When the gentleman was satisfied with his selection after rummaging around the freezer, he jokingly said that (they) would have a BBQ.
I'd like to mention, that we usually arrive back in Ft. Lauderdale or Miami coming from the Bahamas and there we were given an arrival number over the phone, told to visit the Immigration/Custom offices within 24 hrs and have never before encountered this practice.
For anyone wanting to use our waypoints for a Gulf Stream ride from Bimini or Miami to Beaufort, NC:

Gulf 1: Lat- 26˚ 00.0' N - Long- 79˚45.0' W
Gulf 2: Lat- 28˚ 30.0' N - Long- 79˚38.0' W
Gulf 3: Lat- 31˚ 00.0' N - Long- 79˚32.0' W
Gulf 4: Lat- 32˚ 45.0' N - Long- 77˚00.0' W
Beaufort: Lat- 34˚ 35.8' N - Long- 76˚41.3' W

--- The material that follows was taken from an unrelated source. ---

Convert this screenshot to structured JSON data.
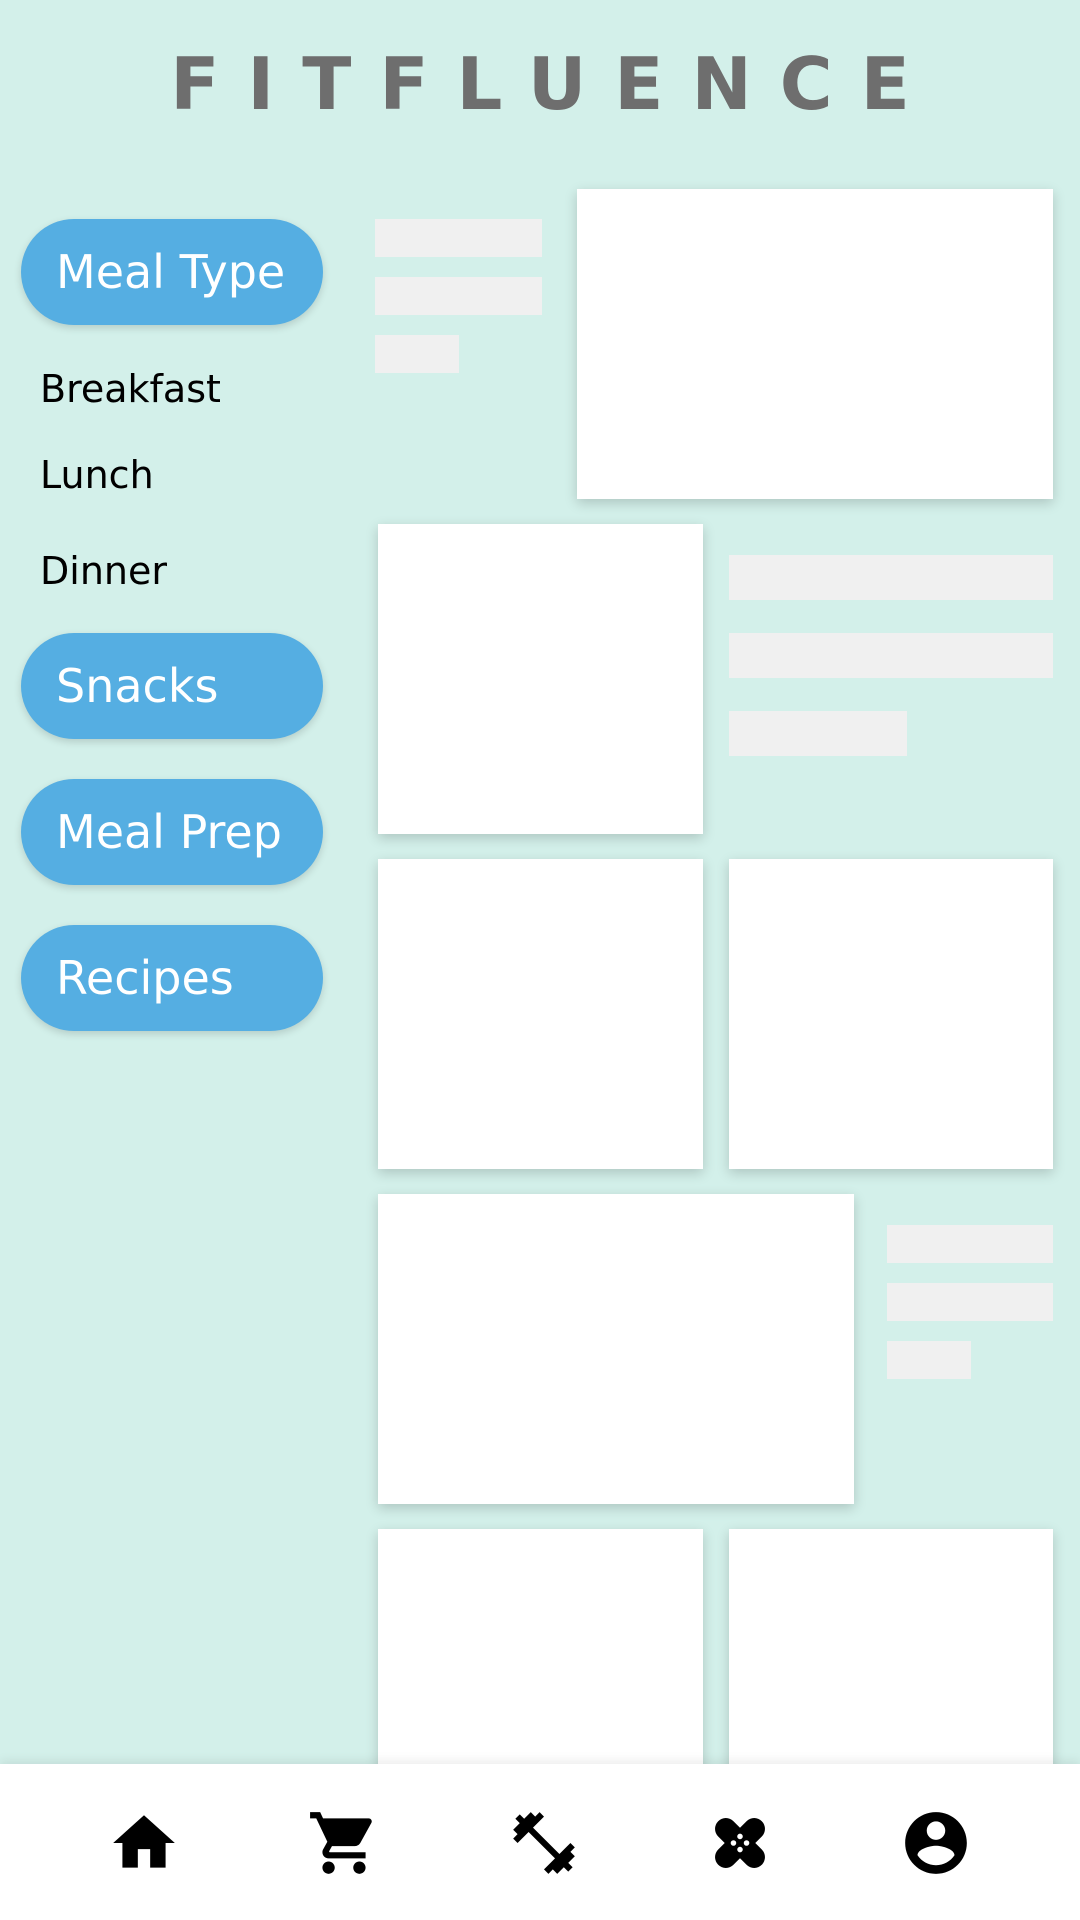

Vessel Name: Diesel Duck
Vessel Make/Model: Diesel Duck 41' - Aluminum
Hailing Port: Toronto, Canada
Crew: Marlene and Benno Klopfer (Photo by Marcie Lynn, Puerto Montt, Chile)
The kid, Dominik, is grown, married to Maryann and they have three kids Heidi + Annaliese + Hans, on their own. We are on the loose. Sold the condo and retired. Benno from an engineering profession and Marlene from a business administrator job. [...]
SSCA Members Diesel Duck is designed by George Buehler and is a long range, sail assisted Troller Yacht. Main engine: Perkins M80T, 4 cyl. 78 hp Generator: 5 KW - 115/230Volt - 3 cyl. - Northern Lights diesel Fuel: 3000 liter diesel Water: 800 liter Additional equipments: 3 burner gas [...]
Home Page: http://www.sailblogs.com/member/dieselduck
Diesel Duck's Photos - Main
Let us introduce you to our floating home.
53 Photos
Created 10 February 2013
A visit to the Warao Indians living on the Macareo river and then into the Orinoco to Puerto Ordaz is captured from 20 August 2007 to 05 Sept. 2007
60 Photos
Created 14 September 2011
Diesel Duck's trip through Patagonia you can follow on the blog starting January 2009 to the end of March 2009
60 Photos
Created 8 September 2011
29 Photos
Created 10 May 2011

Cruising on a Troller Yacht

Who: Marlene and Benno Klopfer (Photo by Marcie Lynn, Puerto Montt, Chile)
Port: Toronto, Canada